Apart from the aforementioned gifts from four of the 2020 laureates, the Foundation also received packages from two other scientists jointly awarded the Tang Prize with Dr. Feldmann. Dr. Charles Dinarello shipped to us a glass cube with a three dimensional model of IL-1β(interleukin-1β) in it, and a T-shirt with an IL-1βlogo on it. Considered one of the founding fathers of cytokine research, Dr. Dinarello established IL-1βas a key mediator of fever and inflammatory response, paving the way for the development of IL-1-targeting therapies. Dr. Tadamitsu Kishimoto mailed to us a signed copy of his autobiography, Half-a-Century as an Immunologist, published by the Nikkei newspaper in 2003. Dr. Kishimoto discovered a cytokine called IL-6 (interleukin 6). He then prepared a monoclonal anti-IL-6 receptor antibody and helped conduct several large-scale trials on the efficacy and safety of this antibody in patients with rheumatoid arthritis and juvenile idiopathic arthritis. It was eventually approved by the food and drug administrations in many countries to treat a variety of autoimmune diseases. From basic discovery to hypothesis forming, drug development, and clinical translation, Dr. Kishimoto’s professional journey is faithfully depicted in this book.

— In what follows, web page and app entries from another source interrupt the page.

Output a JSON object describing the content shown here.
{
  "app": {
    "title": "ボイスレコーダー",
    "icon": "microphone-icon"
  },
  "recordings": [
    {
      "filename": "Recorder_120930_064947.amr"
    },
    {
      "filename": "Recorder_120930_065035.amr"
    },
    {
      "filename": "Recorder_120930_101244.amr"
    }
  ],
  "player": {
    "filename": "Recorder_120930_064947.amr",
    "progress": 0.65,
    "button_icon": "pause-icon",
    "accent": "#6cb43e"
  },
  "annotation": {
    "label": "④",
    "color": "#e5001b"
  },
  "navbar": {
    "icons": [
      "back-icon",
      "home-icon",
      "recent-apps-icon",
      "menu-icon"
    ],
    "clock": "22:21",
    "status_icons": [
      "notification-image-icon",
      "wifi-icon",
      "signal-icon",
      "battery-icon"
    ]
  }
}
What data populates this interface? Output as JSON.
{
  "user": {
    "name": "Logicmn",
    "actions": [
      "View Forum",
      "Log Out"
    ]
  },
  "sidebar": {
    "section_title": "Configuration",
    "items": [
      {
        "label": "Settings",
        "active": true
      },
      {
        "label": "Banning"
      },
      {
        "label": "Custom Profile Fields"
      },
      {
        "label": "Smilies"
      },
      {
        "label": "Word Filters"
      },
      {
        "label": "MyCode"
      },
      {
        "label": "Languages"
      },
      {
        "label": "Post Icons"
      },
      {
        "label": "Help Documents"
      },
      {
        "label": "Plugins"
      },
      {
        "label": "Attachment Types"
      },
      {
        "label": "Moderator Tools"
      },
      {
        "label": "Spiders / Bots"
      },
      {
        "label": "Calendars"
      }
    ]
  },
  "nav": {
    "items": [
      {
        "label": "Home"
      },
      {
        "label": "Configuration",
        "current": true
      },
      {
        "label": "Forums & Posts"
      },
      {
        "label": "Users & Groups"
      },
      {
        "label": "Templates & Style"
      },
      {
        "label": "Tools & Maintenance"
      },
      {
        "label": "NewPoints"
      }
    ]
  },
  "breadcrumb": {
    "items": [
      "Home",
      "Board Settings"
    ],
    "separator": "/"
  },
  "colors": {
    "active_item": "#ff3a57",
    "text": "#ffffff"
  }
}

The other two laureates in the Rule of Law category have not been absent from this list. The Bangladesh Environmental Lawyers Association (BELA) picked for us six handicrafts closely associated with the culture and tradition of Bangladesh. They reflect the fact that agriculture, forestry, fishing, and animal husbandry are the main economic sectors in Bangladesh and that people there rely on an unpolluted environment for their survival. By conducting public interest litigation, BELA has succeeded in expanding the constitutionally recognized right to life to include the right to the environment. As a result, the court has issued a ruling, urging the government to protect wetlands, restore rivers, and stop allocating forestland for developing purposes so as to safeguard people’s rights and interests, and to achieve a balance between the pursuit of economic growth and the quest for environmental justice. The Legal Agenda complied a booklet in which a selection of editorial illustrations showcase a number of important issues they have been working on in Lebanon and Tunisia for the past ten years.